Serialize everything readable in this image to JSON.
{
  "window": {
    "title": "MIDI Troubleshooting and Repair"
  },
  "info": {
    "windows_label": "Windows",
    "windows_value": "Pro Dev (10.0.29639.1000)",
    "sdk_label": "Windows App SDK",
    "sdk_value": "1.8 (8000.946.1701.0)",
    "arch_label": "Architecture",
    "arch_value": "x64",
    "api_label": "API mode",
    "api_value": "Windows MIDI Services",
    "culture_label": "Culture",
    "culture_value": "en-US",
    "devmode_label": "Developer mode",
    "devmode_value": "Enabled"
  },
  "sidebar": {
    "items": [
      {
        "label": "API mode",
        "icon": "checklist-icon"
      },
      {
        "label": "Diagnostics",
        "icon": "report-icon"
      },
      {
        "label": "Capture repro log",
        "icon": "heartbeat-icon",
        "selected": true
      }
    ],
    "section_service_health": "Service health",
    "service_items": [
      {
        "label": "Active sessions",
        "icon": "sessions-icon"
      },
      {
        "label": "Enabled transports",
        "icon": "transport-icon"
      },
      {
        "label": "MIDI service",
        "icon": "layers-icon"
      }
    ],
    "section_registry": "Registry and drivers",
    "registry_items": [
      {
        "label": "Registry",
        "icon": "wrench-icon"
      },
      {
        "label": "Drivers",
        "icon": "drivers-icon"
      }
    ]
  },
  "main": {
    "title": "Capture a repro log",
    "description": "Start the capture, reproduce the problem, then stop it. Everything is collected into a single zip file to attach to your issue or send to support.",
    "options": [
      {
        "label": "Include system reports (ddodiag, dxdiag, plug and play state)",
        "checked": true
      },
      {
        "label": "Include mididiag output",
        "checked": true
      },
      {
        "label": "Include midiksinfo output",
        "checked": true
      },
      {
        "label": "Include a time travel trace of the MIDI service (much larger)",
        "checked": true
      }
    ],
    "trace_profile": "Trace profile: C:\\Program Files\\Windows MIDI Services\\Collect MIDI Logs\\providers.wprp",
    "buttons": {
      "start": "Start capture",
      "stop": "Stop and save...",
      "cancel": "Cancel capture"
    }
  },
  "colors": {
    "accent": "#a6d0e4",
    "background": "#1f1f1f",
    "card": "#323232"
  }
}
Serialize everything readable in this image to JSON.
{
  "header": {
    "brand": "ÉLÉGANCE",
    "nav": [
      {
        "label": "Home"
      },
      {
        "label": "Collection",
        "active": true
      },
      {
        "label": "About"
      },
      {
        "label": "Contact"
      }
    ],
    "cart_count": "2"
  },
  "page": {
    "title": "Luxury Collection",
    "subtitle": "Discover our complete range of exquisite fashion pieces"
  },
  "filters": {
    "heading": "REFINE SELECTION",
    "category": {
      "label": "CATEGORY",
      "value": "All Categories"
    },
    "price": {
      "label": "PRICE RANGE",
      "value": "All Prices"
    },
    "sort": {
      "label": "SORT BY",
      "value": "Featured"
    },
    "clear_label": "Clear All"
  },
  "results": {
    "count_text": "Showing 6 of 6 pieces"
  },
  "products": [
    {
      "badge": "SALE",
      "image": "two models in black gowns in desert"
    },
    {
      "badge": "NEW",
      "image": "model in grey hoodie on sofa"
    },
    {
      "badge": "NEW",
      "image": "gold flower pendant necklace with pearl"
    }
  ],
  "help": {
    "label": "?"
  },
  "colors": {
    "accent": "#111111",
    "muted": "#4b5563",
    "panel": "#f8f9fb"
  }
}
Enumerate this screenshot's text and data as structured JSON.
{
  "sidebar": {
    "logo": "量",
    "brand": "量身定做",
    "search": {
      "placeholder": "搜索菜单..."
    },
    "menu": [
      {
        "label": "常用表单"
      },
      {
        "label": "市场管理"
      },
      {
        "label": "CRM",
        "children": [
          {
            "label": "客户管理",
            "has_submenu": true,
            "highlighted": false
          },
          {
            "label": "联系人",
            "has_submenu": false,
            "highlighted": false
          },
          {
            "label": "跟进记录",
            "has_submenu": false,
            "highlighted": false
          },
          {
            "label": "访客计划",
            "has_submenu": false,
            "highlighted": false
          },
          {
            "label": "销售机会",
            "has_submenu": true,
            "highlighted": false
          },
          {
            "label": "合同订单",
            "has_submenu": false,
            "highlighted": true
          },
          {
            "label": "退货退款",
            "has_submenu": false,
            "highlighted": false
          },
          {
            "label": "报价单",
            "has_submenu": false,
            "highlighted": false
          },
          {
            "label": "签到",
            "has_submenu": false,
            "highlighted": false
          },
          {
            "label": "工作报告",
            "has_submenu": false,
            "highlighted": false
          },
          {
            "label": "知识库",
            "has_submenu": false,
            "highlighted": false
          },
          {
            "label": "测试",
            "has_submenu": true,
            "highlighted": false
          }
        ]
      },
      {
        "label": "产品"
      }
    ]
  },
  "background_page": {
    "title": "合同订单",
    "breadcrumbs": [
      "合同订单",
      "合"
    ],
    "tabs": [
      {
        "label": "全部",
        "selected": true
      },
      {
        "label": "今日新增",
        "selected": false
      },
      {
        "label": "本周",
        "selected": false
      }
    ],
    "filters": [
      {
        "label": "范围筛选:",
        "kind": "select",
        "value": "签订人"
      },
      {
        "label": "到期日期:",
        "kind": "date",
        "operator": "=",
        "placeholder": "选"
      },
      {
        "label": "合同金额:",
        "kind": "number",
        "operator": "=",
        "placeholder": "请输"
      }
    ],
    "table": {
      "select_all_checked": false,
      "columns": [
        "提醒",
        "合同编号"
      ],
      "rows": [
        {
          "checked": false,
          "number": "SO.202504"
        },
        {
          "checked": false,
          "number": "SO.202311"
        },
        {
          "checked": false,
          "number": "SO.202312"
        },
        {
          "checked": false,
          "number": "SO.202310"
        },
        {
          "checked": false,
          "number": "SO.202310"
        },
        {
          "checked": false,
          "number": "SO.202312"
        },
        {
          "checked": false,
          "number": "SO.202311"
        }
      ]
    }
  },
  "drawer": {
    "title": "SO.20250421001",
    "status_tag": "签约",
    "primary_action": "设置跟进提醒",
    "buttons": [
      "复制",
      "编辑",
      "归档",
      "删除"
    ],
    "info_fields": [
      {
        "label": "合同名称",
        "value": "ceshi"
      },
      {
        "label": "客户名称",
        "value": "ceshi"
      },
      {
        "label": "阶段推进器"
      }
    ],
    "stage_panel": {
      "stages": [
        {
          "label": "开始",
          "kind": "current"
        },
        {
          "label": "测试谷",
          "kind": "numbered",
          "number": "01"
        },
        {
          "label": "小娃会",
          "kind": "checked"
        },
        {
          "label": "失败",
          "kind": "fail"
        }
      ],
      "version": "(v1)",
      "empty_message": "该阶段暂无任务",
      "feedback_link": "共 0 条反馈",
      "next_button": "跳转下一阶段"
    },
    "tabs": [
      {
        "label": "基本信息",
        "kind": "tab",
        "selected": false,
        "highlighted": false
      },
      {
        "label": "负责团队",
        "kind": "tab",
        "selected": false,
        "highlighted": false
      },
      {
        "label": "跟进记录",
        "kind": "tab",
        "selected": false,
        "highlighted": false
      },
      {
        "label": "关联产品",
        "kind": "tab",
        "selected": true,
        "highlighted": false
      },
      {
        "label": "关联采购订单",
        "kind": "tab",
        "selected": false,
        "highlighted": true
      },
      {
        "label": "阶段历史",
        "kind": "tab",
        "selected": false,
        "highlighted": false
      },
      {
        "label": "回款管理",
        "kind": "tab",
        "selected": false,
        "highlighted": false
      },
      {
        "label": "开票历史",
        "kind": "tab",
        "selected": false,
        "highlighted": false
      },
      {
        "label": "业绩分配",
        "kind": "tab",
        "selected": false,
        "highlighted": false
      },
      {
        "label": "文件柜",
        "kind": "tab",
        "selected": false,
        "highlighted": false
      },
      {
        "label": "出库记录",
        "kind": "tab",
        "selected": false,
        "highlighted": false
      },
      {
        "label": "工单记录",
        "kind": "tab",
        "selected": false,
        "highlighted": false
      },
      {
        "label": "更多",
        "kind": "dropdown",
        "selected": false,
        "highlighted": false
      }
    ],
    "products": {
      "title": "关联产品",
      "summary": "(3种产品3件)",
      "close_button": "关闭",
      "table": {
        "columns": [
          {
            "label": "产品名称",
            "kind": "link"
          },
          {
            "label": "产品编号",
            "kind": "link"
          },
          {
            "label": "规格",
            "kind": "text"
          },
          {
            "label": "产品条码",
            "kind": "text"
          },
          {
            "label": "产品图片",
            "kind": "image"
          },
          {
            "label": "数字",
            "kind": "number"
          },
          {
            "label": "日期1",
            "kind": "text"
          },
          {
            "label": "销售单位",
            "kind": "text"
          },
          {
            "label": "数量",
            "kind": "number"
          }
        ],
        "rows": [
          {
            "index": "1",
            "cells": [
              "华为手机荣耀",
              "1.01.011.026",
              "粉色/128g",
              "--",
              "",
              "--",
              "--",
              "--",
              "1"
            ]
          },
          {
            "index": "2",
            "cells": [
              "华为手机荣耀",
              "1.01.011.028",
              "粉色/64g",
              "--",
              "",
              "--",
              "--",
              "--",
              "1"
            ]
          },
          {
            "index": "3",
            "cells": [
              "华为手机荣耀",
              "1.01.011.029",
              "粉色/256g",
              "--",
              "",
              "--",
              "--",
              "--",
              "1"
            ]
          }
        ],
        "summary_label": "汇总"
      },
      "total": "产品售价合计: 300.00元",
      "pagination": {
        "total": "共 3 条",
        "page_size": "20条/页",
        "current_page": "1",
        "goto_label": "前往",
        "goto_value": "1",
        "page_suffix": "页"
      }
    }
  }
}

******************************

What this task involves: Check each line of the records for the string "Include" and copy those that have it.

Result:
        "label": "Include system reports (ddodiag, dxdiag, plug and play state)",
        "label": "Include mididiag output",
        "label": "Include midiksinfo output",
        "label": "Include a time travel trace of the MIDI service (much larger)",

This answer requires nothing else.